Though it rarely makes headlines in the US, the simmering rivalry between American and Chinese military forces has prompted some to declare the South China Sea - where Beijing has been building out its military and naval infrastructure in defiance of international court rulings - the "world's most dangerous hotspot".
And as China has transformed rocky atolls into stationary aircraft carriers, nobody has been more vocal about the dangers of China's increasingly aggressive posture in the Pacific than Admiral Philip Davidson, the commander of U.S. Indo-Pacific Command, who has warned about the growing geopolitical threat even as many established economists have played down the risk of a conflict because, in theory, the economic links between the world's two largest economies represent a reliable counterweight.
Admiral Philip Davidson
Offering yet another ominous warning just days after Washington again provoked Beijing by flying two B-52 bombers over the contested sea, Davidson told a group of reporters that he had observed a rise in Chinese military activity in the Pacific.
Asked about the US's "freedom of navigation" operations in the region, Davidson declined to offer specifics but said only that the US would remain "an enduring Pacific power." But turning the focus again to China, Davidson warned that China's military buildup was a "hazard" to trade flows and financial information that circulates via fiber optic cables running on the ocean floor under the South China Sea.
"It’s building, it’s not reducing in any sense of the word," Davidson told reporters on Thursday in Singapore when asked about China’s military activities in the South China Sea. "There has been more activity with ships, fighters and bombers over the last year than in previous years, absolutely."
"It’s a hazard to trade flows, the commercial activity, the financial information that flows on cables under the South China Sea, writ large,” Davidson added.
As Bloomberg pointed out, Davidson's comments appeared to assuage US allies' concerns about a possible US pullout from the region, which have intensified thanks to President Trump's isolationist rhetoric.
Davidson’s comments are the latest from a senior U.S. official seeking to reassure allies in Southeast Asia of the American commitment to what Washington refers to as the Indo-Pacific region. Secretary of State Michael Pompeo last week in Manila assured the Philippines that a defense treaty would apply if its vessels or planes are attacked in the South China Sea.
However, many of the US's regional allies, particularly the Philippines, have questioned whether the US has done enough to curb Beijing's ambitions. Some top Philippine military officials have even questioned whether the US defense pact needs to be changed.

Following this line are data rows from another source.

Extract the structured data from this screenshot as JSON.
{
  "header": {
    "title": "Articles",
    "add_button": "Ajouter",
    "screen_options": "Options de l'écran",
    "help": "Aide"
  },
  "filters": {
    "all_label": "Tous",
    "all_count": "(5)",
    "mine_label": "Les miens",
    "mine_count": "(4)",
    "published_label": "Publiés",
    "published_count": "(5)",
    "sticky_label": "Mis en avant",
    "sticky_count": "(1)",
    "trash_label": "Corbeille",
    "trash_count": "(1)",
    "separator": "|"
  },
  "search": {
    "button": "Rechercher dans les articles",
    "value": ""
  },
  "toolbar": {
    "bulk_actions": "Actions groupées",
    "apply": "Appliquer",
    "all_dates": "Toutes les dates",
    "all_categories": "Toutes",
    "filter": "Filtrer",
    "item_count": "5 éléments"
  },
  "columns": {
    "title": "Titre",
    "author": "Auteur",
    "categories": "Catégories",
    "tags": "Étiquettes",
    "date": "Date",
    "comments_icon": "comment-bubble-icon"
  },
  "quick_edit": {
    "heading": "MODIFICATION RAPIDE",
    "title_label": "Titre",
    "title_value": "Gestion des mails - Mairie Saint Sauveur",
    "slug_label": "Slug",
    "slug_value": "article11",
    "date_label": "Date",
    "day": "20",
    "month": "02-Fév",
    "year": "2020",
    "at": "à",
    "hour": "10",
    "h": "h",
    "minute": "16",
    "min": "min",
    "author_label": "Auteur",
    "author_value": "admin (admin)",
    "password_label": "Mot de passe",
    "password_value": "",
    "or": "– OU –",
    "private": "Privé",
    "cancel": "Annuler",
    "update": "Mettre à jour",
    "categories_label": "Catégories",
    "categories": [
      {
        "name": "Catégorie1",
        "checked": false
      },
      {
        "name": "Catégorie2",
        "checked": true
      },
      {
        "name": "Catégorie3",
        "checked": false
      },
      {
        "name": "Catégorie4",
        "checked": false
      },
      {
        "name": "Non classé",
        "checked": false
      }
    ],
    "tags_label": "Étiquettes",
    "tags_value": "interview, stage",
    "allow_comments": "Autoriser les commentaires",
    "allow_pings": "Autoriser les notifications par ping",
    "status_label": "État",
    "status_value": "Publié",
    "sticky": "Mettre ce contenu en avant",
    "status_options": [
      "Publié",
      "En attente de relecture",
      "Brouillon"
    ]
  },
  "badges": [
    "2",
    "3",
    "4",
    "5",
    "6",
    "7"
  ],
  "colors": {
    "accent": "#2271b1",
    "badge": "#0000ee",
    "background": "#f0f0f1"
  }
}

Top Philippine officials have clashed over whether the mutual defense pact with the U.S. needs to be changed. While Foreign Secretary Teodoro Locsin has said the 1951 accord should stay the same, Defense Secretary Delfin Lorenzana wants it reviewed, even after Pompeo’s assurances.
The U.S. hasn’t stopped Chinese “aggressive actions” so far, Lorenzana noted in a statement earlier this week, while warning that vagueness in the document could cause “chaos during a crisis” and that the Philippines didn’t want to be dragged into a shooting war it didn’t start.
China has targeted a 7.5% increase in defense spending in 2019, a slowdown from last year’s projected 8.1% increase though still seen as consistent with President Xi Jinping’s plans to grow and advance the military.
And even with domestic growth slowing, China continues to spend on its military buildup. And Davidson doesn't expect this to change. And Beijing's increasingly belligerent rhetoric about its plans for "reunifying" with Taiwan would seem to confirm this assessment.